|Jun 15, 1992||AS||Assignment|
Owner name: CORTELCO, INC.
Free format text: CHANGE OF NAME;ASSIGNOR:SOLID STATE SYSTEMS, INC., A DE CORP.;REEL/FRAME:006159/0259
Effective date: 19910829
Owner name: SOLID STATE SYSTEMS, INC.
Free format text: MERGER;ASSIGNORS:SOLID STATE SYSTEMS, INC., A GA CORP. (MERGED INTO);SOLID STATE SYSTEMS ACQUISITION CORP. A CORP. OF DE;REEL/FRAME:006159/0254
Effective date: 19920527
|Sep 25, 1992||FPAY||Fee payment|
Year of fee payment: 4
|Oct 4, 1995||AS||Assignment|
Owner name: MARINE MIDLANAD BUSINESS LOANS, INC., GEORGIA
Free format text: SECURITY AGREEMENT;ASSIGNOR:CORTELCO, INC.;REEL/FRAME:007629/0738
Effective date: 19950907
|Mar 4, 1997||REMI||Maintenance fee reminder mailed|
|Jul 27, 1997||LAPS||Lapse for failure to pay maintenance fees|
|Sep 2, 1997||AS||Assignment|
Owner name: BCS TECHNOLOGIES, INC., A DELAWARE CORPORATION, CO
Free format text: MERGER AND NAME CHANGE;ASSIGNOR:CORTELCO, INC., A DELAWARE CORPORATION;REEL/FRAME:008677/0604
Effective date: 19970402
Owner name: CORTELCO, INC., TENNESSEE
Free format text: PATENT COLLATERAL ASSIGNMENT AND SECURITY AGREEMENT;ASSIGNOR:MARINE MIDLAND BANK AS ASSIGNEE OF MARINE BUSINESS LOANS, INC.;REEL/FRAME:008677/0609
Effective date: 19970730
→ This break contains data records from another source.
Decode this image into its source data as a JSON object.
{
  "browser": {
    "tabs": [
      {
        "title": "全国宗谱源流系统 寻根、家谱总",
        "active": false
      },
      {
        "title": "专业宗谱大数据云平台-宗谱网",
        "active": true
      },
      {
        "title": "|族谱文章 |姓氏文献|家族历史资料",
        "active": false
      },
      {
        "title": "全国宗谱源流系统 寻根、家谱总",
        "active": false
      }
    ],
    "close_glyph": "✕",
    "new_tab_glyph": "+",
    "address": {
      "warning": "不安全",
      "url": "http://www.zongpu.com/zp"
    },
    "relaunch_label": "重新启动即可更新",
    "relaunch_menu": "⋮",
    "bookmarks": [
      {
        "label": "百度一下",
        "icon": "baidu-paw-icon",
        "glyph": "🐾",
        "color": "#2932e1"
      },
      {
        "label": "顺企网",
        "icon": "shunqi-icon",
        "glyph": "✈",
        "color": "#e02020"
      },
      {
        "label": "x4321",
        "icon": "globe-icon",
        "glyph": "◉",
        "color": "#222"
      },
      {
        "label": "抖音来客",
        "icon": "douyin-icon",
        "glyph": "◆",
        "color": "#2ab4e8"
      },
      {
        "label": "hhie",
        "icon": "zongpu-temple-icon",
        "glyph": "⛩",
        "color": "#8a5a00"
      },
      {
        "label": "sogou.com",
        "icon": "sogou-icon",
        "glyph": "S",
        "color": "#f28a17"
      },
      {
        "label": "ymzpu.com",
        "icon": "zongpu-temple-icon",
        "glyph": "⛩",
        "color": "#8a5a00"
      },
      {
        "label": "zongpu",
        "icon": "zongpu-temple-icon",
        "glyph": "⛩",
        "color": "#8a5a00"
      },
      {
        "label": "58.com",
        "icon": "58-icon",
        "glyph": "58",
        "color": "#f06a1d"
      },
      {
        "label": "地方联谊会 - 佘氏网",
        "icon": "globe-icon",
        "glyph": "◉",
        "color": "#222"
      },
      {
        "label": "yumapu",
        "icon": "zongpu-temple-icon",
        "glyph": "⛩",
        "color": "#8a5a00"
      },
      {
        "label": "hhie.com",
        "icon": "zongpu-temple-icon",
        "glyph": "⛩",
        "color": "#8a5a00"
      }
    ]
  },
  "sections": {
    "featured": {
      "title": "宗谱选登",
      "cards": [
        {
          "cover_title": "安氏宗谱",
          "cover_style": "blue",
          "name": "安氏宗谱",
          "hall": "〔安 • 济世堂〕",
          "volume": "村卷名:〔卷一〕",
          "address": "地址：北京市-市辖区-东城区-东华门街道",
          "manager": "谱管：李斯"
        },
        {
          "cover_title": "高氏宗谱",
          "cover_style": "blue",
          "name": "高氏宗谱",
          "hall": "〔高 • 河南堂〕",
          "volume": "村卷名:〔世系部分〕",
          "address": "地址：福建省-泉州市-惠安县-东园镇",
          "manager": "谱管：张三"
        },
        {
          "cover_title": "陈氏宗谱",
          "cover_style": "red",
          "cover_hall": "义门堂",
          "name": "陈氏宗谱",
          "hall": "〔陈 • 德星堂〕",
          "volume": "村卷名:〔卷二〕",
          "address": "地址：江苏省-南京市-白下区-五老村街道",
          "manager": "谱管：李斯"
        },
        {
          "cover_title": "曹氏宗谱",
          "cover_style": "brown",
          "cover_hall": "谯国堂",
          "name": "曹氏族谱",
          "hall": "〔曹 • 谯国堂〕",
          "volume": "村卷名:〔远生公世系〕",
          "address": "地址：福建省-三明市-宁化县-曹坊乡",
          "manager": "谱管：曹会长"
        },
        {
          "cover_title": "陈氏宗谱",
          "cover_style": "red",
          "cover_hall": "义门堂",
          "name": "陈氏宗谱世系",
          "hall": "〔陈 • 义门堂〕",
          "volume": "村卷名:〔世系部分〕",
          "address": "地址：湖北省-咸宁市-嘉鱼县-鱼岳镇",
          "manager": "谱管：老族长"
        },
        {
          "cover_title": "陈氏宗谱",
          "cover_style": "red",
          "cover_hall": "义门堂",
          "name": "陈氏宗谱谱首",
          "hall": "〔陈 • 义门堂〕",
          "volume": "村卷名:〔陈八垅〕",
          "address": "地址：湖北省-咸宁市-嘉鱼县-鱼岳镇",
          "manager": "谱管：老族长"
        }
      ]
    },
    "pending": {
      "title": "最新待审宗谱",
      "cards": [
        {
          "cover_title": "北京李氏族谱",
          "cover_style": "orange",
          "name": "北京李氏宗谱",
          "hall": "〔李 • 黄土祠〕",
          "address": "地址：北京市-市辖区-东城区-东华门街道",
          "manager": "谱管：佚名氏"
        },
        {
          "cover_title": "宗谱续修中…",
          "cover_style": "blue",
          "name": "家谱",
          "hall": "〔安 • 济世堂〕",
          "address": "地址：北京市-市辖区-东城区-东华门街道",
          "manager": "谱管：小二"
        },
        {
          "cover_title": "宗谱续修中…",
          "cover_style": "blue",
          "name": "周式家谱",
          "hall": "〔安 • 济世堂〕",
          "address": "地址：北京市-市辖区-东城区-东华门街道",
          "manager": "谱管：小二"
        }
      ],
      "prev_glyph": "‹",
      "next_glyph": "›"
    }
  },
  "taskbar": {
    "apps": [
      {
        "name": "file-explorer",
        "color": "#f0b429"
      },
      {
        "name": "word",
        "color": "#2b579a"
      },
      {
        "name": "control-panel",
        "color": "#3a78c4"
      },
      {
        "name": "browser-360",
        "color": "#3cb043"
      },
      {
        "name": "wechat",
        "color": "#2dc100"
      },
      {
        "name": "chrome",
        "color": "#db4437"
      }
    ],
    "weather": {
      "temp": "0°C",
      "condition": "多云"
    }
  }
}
|Oct 7, 1997||FP||Expired due to failure to pay maintenance fee|
Effective date: 19970730